The day my mom loaded up the station wagon was the worst day of my life. The shrill screams and rough shouts from their most recent fight were still ringing in my mind’s ears. The red puffy welts and swollen bruises had faded from her face and neck but not from my memories. An empty achy void had been hovering over the house ever since he left. I desperately wanted and needed him back. With every aspect of my mind and frame I hoped, wished, prayed, and willed him back.
So I just stood there in stunned silence as my mother crammed more and more seemingly random items into the tiny spaces of air left inside our imitation wood-paneled station wagon. A jumbled mess of towels, pots, jeans, crayons, and Bibles pushed hard against the windows. Lingering table scraps of the bounty that was once our home. She rambled on giddily, indifferent to whether or not anyone was listening. There was just enough space on the back seat for the three of us kids to sit. The floor was buried but we’d just have to make do. The front passenger seat was full, but that was no problem, she’d just sleep sitting up! This was an adventure! Lucky Lisa would get to sleep on the front passenger floorboard. We could put a blanket down. It would be like stowing away on a pirate ship.

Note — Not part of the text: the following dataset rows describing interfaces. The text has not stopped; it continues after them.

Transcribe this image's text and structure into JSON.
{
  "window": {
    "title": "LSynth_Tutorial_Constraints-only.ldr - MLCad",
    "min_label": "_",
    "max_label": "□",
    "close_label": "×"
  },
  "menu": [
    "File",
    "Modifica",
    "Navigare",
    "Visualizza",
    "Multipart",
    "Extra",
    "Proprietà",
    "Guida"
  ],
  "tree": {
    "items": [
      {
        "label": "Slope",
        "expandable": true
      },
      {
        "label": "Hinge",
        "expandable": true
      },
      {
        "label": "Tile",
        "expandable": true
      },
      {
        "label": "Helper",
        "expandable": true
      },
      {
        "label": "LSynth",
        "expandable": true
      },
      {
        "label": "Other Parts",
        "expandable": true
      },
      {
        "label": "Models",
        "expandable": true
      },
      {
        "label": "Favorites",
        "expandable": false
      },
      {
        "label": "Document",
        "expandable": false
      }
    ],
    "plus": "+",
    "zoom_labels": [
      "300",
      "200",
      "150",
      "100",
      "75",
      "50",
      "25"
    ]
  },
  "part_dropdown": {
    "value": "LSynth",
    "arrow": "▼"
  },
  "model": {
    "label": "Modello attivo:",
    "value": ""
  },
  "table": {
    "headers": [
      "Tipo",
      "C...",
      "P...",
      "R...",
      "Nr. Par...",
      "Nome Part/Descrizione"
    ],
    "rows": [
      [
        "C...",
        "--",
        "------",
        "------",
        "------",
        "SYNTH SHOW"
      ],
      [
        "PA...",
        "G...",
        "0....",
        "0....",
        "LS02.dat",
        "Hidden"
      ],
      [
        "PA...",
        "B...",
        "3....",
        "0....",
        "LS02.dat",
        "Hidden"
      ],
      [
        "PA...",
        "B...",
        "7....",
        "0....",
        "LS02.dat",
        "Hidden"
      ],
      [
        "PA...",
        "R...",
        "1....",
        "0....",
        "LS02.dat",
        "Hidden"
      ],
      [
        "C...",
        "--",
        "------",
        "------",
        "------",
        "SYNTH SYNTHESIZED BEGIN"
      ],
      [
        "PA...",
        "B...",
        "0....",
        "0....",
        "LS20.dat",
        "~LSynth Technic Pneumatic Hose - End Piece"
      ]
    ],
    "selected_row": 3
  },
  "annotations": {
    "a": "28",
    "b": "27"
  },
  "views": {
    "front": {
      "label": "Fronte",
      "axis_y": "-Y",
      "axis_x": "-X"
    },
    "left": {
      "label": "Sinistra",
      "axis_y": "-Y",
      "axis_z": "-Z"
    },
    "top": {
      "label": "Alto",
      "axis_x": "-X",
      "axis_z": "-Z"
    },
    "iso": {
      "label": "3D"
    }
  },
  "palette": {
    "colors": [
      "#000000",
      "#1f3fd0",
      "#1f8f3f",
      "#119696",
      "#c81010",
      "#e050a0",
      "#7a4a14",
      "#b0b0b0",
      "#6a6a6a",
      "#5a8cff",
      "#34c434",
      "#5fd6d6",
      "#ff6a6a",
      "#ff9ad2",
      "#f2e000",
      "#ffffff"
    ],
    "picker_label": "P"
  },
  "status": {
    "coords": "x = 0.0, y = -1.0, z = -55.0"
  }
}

With each rambling word, the lump of lead in the pit of my stomach grew heavier. Finally she turned and gathered the three of us into her intimate circle.

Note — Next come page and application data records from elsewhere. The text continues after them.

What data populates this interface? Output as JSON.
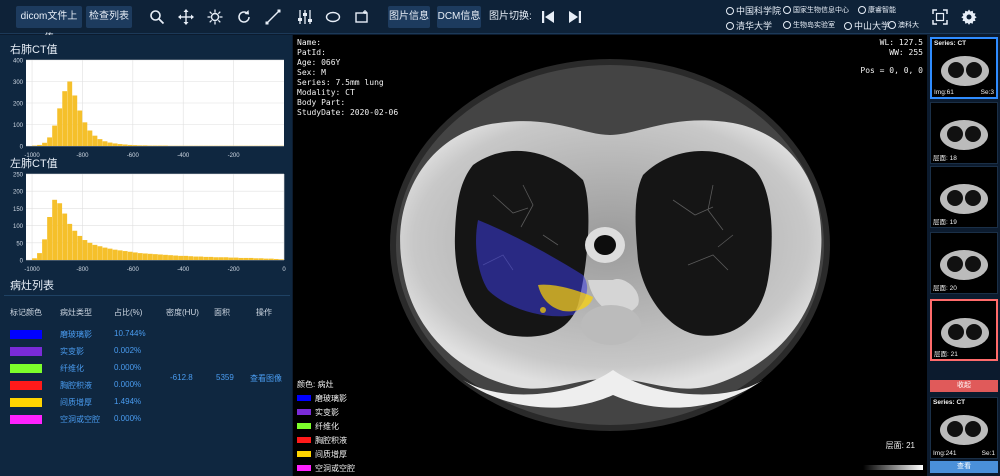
{
  "toolbar": {
    "upload_label": "dicom文件上传",
    "check_list_label": "检查列表",
    "image_info_label": "图片信息",
    "dcm_info_label": "DCM信息",
    "image_switch_label": "图片切换:",
    "tools": [
      "search-icon",
      "move-icon",
      "brightness-icon",
      "rotate-icon",
      "measure-line-icon",
      "adjust-sliders-icon",
      "ellipse-icon",
      "rectangle-icon"
    ],
    "logos": [
      "中国科学院",
      "国家生物信息中心",
      "康睿智能",
      "清华大学",
      "生物岛实验室",
      "中山大学",
      "澳科大"
    ]
  },
  "charts": [
    {
      "title": "右肺CT值",
      "ytick_labels": [
        "400",
        "300",
        "200",
        "100",
        "0"
      ],
      "xtick_labels": [
        "-1000",
        "-800",
        "-600",
        "-400",
        "-200"
      ]
    },
    {
      "title": "左肺CT值",
      "ytick_labels": [
        "250",
        "200",
        "150",
        "100",
        "50",
        "0"
      ],
      "xtick_labels": [
        "-1000",
        "-800",
        "-600",
        "-400",
        "-200",
        "0"
      ]
    }
  ],
  "chart_data": [
    {
      "type": "bar",
      "title": "右肺CT值",
      "xlim": [
        -1024,
        0
      ],
      "ylim": [
        0,
        400
      ],
      "x": [
        -1000,
        -980,
        -960,
        -940,
        -920,
        -900,
        -880,
        -860,
        -840,
        -820,
        -800,
        -780,
        -760,
        -740,
        -720,
        -700,
        -680,
        -660,
        -640,
        -620,
        -600,
        -580,
        -560,
        -540,
        -520,
        -500,
        -480,
        -460,
        -440,
        -420,
        -400,
        -380,
        -360,
        -340,
        -320,
        -300,
        -280,
        -260,
        -240,
        -220,
        -200,
        -180,
        -160,
        -140,
        -120,
        -100,
        -80,
        -60,
        -40,
        -20
      ],
      "values": [
        2,
        5,
        15,
        40,
        95,
        175,
        255,
        300,
        235,
        165,
        110,
        72,
        48,
        32,
        22,
        16,
        12,
        9,
        7,
        5,
        4,
        3,
        3,
        2,
        2,
        2,
        2,
        1,
        1,
        1,
        1,
        1,
        1,
        1,
        1,
        1,
        1,
        1,
        1,
        1,
        1,
        1,
        1,
        1,
        1,
        1,
        1,
        1,
        1,
        1
      ],
      "color": "#f5c02b"
    },
    {
      "type": "bar",
      "title": "左肺CT值",
      "xlim": [
        -1024,
        0
      ],
      "ylim": [
        0,
        250
      ],
      "x": [
        -1000,
        -980,
        -960,
        -940,
        -920,
        -900,
        -880,
        -860,
        -840,
        -820,
        -800,
        -780,
        -760,
        -740,
        -720,
        -700,
        -680,
        -660,
        -640,
        -620,
        -600,
        -580,
        -560,
        -540,
        -520,
        -500,
        -480,
        -460,
        -440,
        -420,
        -400,
        -380,
        -360,
        -340,
        -320,
        -300,
        -280,
        -260,
        -240,
        -220,
        -200,
        -180,
        -160,
        -140,
        -120,
        -100,
        -80,
        -60,
        -40,
        -20
      ],
      "values": [
        5,
        20,
        60,
        125,
        175,
        165,
        135,
        105,
        85,
        70,
        58,
        50,
        44,
        40,
        36,
        33,
        30,
        28,
        26,
        24,
        22,
        20,
        19,
        18,
        17,
        16,
        15,
        14,
        13,
        12,
        12,
        11,
        10,
        10,
        9,
        9,
        8,
        8,
        8,
        7,
        7,
        6,
        6,
        6,
        5,
        5,
        4,
        4,
        3,
        2
      ],
      "color": "#f5c02b"
    }
  ],
  "lesion_table": {
    "title": "病灶列表",
    "headers": [
      "标记颜色",
      "病灶类型",
      "占比(%)",
      "密度(HU)",
      "面积",
      "操作"
    ],
    "rows": [
      {
        "color": "#0000ff",
        "name": "磨玻璃影",
        "pct": "10.744%"
      },
      {
        "color": "#7a2bd8",
        "name": "实变影",
        "pct": "0.002%"
      },
      {
        "color": "#7cff2b",
        "name": "纤维化",
        "pct": "0.000%"
      },
      {
        "color": "#ff1a1a",
        "name": "胸腔积液",
        "pct": "0.000%"
      },
      {
        "color": "#ffd400",
        "name": "间质增厚",
        "pct": "1.494%"
      },
      {
        "color": "#ff22ff",
        "name": "空洞或空腔",
        "pct": "0.000%"
      }
    ],
    "density": "-612.8",
    "area": "5359",
    "action": "查看图像"
  },
  "viewer": {
    "info": [
      "Name:",
      "PatId:",
      "Age: 066Y",
      "Sex: M",
      "Series: 7.5mm lung",
      "Modality: CT",
      "Body Part:",
      "StudyDate: 2020-02-06"
    ],
    "wl": "WL: 127.5",
    "ww": "WW: 255",
    "pos": "Pos = 0, 0, 0",
    "legend_title": "颜色: 病灶",
    "legend": [
      {
        "color": "#0000ff",
        "label": "磨玻璃影"
      },
      {
        "color": "#7a2bd8",
        "label": "实变影"
      },
      {
        "color": "#7cff2b",
        "label": "纤维化"
      },
      {
        "color": "#ff1a1a",
        "label": "胸腔积液"
      },
      {
        "color": "#ffd400",
        "label": "间质增厚"
      },
      {
        "color": "#ff22ff",
        "label": "空洞或空腔"
      }
    ],
    "slice": "层面: 21"
  },
  "thumbnails": {
    "series_top": "Series: CT",
    "img_top": "Img:61",
    "se_top": "Se:3",
    "slices": [
      "层面: 18",
      "层面: 19",
      "层面: 20",
      "层面: 21"
    ],
    "collapse_label": "收起",
    "series_bottom": "Series: CT",
    "img_bottom": "Img:241",
    "se_bottom": "Se:1",
    "view_label": "查看"
  }
}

“Lisa”, she said in a child-like sing-song voice, “your tenth birthday is a very special birthday and I have a very special present for you this year…. We GET to move back to Michigan!”
Slowly it dawned on me what she meant. This meant I would never see him again. I wanted to run away. I wanted to scream. I wanted to lie down on the ground and kick my feet and cry like a baby. But I just stood there staring at her feet squeezing my fists until my anger boiled up inside me like a volcano spewing out over my terror.

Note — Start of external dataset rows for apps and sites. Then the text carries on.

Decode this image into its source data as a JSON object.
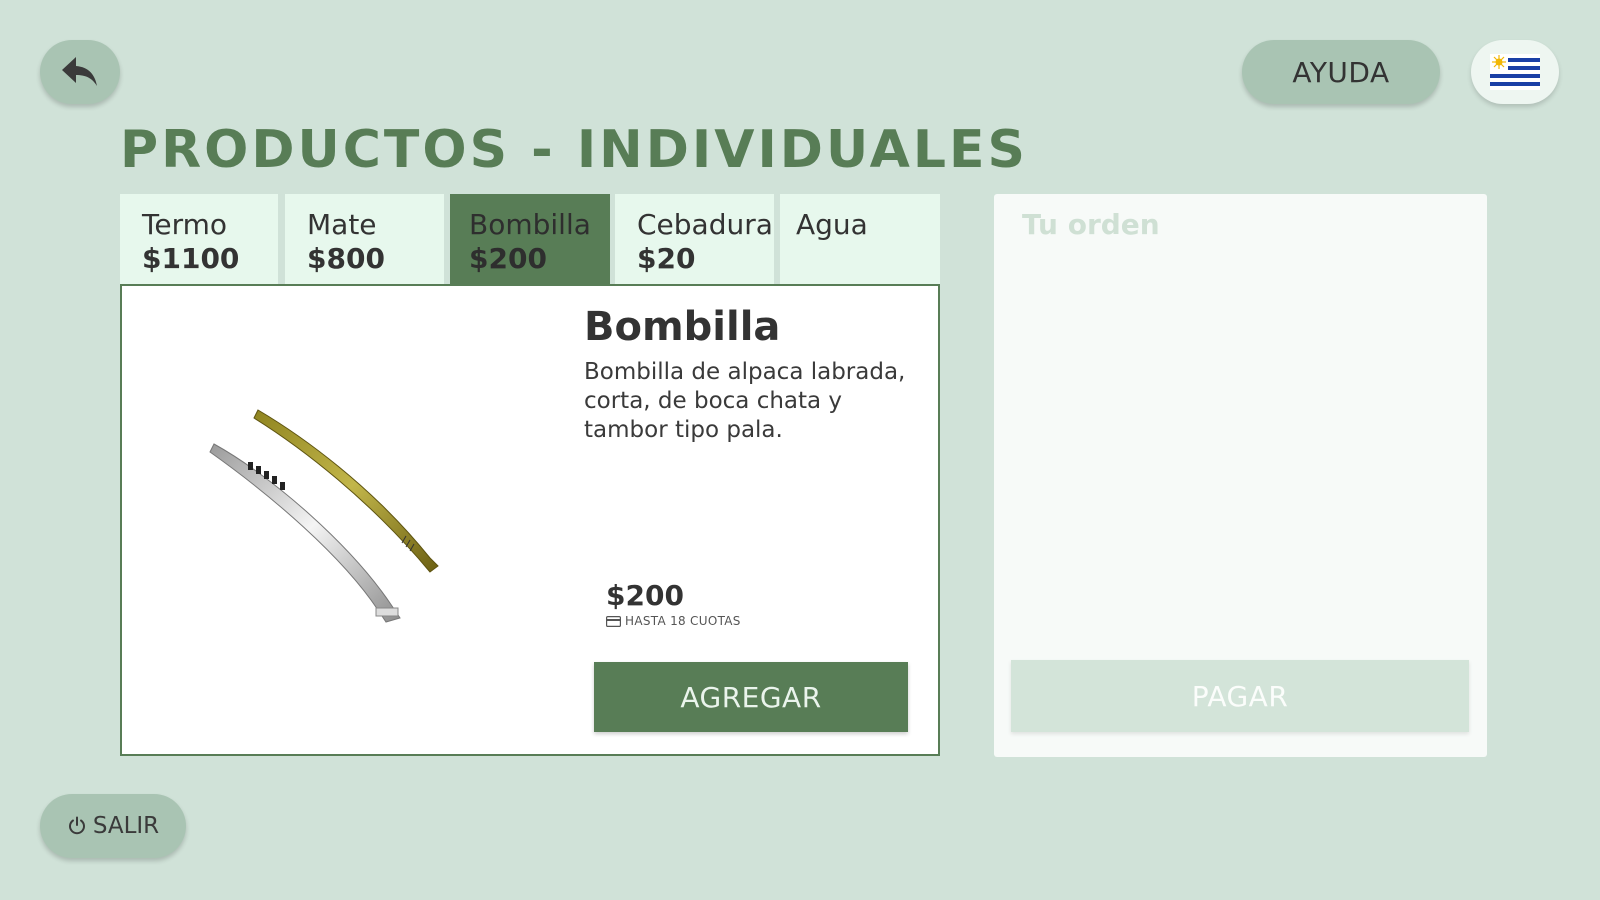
{
  "header": {
    "back_icon": "reply-arrow-icon",
    "help_label": "AYUDA",
    "language_icon": "uruguay-flag-icon"
  },
  "page": {
    "title": "PRODUCTOS - INDIVIDUALES"
  },
  "tabs": [
    {
      "name": "Termo",
      "price": "$1100",
      "active": false
    },
    {
      "name": "Mate",
      "price": "$800",
      "active": false
    },
    {
      "name": "Bombilla",
      "price": "$200",
      "active": true
    },
    {
      "name": "Cebadura",
      "price": "$20",
      "active": false
    },
    {
      "name": "Agua",
      "price": "",
      "active": false
    }
  ],
  "product": {
    "name": "Bombilla",
    "description": "Bombilla de alpaca labrada, corta, de boca chata y tambor tipo pala.",
    "price": "$200",
    "installments": "HASTA 18 CUOTAS",
    "installments_icon": "credit-card-icon",
    "add_label": "AGREGAR"
  },
  "order": {
    "title": "Tu orden",
    "pay_label": "PAGAR"
  },
  "footer": {
    "exit_label": "SALIR",
    "exit_icon": "power-icon"
  },
  "colors": {
    "background": "#d0e2d8",
    "accent": "#587d56",
    "tab_bg": "#e7f8ed",
    "pill_button": "#a9c4b3"
  }
}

“But I don’t WANT to move to Michigan!” I finally bellowed.
“YES YOU DO, YES YOU DO!!!!!” she screamed. Her face was suddenly red with rage and she stood over me shaking, ranting, screaming into my face. “YOU HATE IT HERE! YOU’VE ALWAYS HATED IT HERE! DON’T YOU SEE? THIS IS FOR YOU!! IT’S ALL FOR YOU!! WE’RE ALL DOING THIS FOR YOU! NOW YOU CAN BE HAPPY!!!”
So that was that. I got their divorce for my birthday. We squeezed into the station wagon, gassed up and moved to Michigan. It was four years before I saw him again.